When that wait function is called, it writes out to the console that it's waiting, starts the timeout. When that timeout completes, it writes out to the console, "Done waiting," and calls the callback which is this end function and writes out, "Finished waiting." How can we create this in a promise? Let's start by creating our wait function again. This time, it's just going to have a single parameter of the delay.

It's going to write out to the console that it's waiting, and then we're going to return a new promise that has resolve parameter, and then we're going to have our setTimeout function. Like before, it will write out to the console upon completion that it's done waiting. We're going to call that resolve method that we passed in. We'll give it a delay and then close everything out.

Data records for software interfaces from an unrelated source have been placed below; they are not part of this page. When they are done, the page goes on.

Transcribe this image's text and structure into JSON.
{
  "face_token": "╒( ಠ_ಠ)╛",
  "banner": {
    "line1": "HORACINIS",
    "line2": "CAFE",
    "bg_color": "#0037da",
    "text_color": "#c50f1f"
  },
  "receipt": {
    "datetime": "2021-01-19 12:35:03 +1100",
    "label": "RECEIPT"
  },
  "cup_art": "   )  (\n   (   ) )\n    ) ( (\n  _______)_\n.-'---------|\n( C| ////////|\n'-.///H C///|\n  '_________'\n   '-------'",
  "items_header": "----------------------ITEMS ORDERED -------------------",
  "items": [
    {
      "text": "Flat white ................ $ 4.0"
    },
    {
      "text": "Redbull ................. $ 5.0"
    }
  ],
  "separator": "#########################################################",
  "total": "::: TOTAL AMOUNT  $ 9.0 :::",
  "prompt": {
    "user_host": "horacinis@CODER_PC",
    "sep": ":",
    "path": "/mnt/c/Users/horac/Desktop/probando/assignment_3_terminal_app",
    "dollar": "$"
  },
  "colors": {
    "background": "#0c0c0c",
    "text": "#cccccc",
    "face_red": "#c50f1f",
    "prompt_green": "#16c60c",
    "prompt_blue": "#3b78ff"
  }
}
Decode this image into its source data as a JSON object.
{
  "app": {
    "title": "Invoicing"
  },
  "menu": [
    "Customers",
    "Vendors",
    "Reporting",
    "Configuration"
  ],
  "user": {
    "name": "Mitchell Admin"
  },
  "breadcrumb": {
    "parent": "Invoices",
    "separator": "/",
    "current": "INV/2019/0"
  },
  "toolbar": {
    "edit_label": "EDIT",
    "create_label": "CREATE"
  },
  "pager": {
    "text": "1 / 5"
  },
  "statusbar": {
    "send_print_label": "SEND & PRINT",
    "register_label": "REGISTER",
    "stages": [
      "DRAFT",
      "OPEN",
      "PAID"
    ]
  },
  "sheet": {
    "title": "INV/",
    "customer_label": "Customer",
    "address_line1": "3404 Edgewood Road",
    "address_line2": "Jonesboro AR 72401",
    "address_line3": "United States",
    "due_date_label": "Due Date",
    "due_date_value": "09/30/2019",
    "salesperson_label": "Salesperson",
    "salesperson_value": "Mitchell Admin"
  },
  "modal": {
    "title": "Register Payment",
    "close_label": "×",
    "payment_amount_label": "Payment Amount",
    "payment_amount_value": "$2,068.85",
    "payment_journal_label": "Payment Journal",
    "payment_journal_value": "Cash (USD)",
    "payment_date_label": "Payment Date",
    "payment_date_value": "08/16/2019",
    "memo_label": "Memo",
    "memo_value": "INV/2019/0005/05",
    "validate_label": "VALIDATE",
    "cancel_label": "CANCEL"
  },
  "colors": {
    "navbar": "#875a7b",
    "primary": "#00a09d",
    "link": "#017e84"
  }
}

Next, let's create our start function. It has no parameters and it will be almost identical to the callback based version, the difference being that it only has one parameter to call for the wait function. After that, we're going to use the .then to call the end function when that promise has been resolved. We need to create our end function, so I'll do that.

It's identical because it's just simply going to write out that it's finished waiting. Now, if we run that Node followed by the name of the file, which is promise.js, and we execute it, it starts off with calling the start method which writes out that it's calling the wait function. The wait function writes out that it's waiting.

Whenever that timeout expires, the promise is resolved then it writes out the phrase, "Done waiting," and then triggers the .then methods which calls our end function to write out that it's finished waiting, so functionally, it's identical to our callback. Hopefully, a lot of the callback she deals with follows the error first model. I've modified our callback here on the left to reflect that.

What that means is that our callback accepts two parameters an error object and response object and whenever we call it, for example, in my wait function, I modified it to check to see that the delay we passed in is actually a number. If it's not, then we're going to error out that callback. We call the callback with the first parameter as our error message.

If we do get a number, then we're going to execute it as normal. When we call the callback, it will provide null as that first parameter because there's not an error, and then our response as the second parameter. How can we duplicate that logic over in our promise? The first thing we'll do is we will add a reject parameter. We'll do the same check to see if our delay is a number.

If it's not, we're going to call that reject method and provide a string saying that it's not a number. Otherwise, we'll execute our timeout. We'll change the four banning a little bit, move my console log statement that we're waiting down into the L section of our block.

I'm going to get rid of this console log saying that we're done waiting, because instead, we're going to return that as part of our resolve handler. Now, we'll go down to our start method here. We'll call wait, provide the parameter. We'll call our .then method. This time, we're going to give it a parameter to pass into a function.

We're going to logout that response. Since this was the successful resolve, that response is actually going to be this text here, "Done Waiting." We'll call our end function. We're going to use the .catch method and it's going to have a parameter called error that goes to its function, which it's just going to logout.

If we go to our bottom console window, we can run this with Node promise.js. We call our wait function, we're waiting, and done waiting, and finished waiting just as before. The exception here now is if I don't provide a number, instead I provide a string to the wait function. When I run that again, it calls the wait function and errors out using the promise reject handler saying that it's not a number.

HEY, QUICK QUESTION!
Joel's Head
Why are we asking?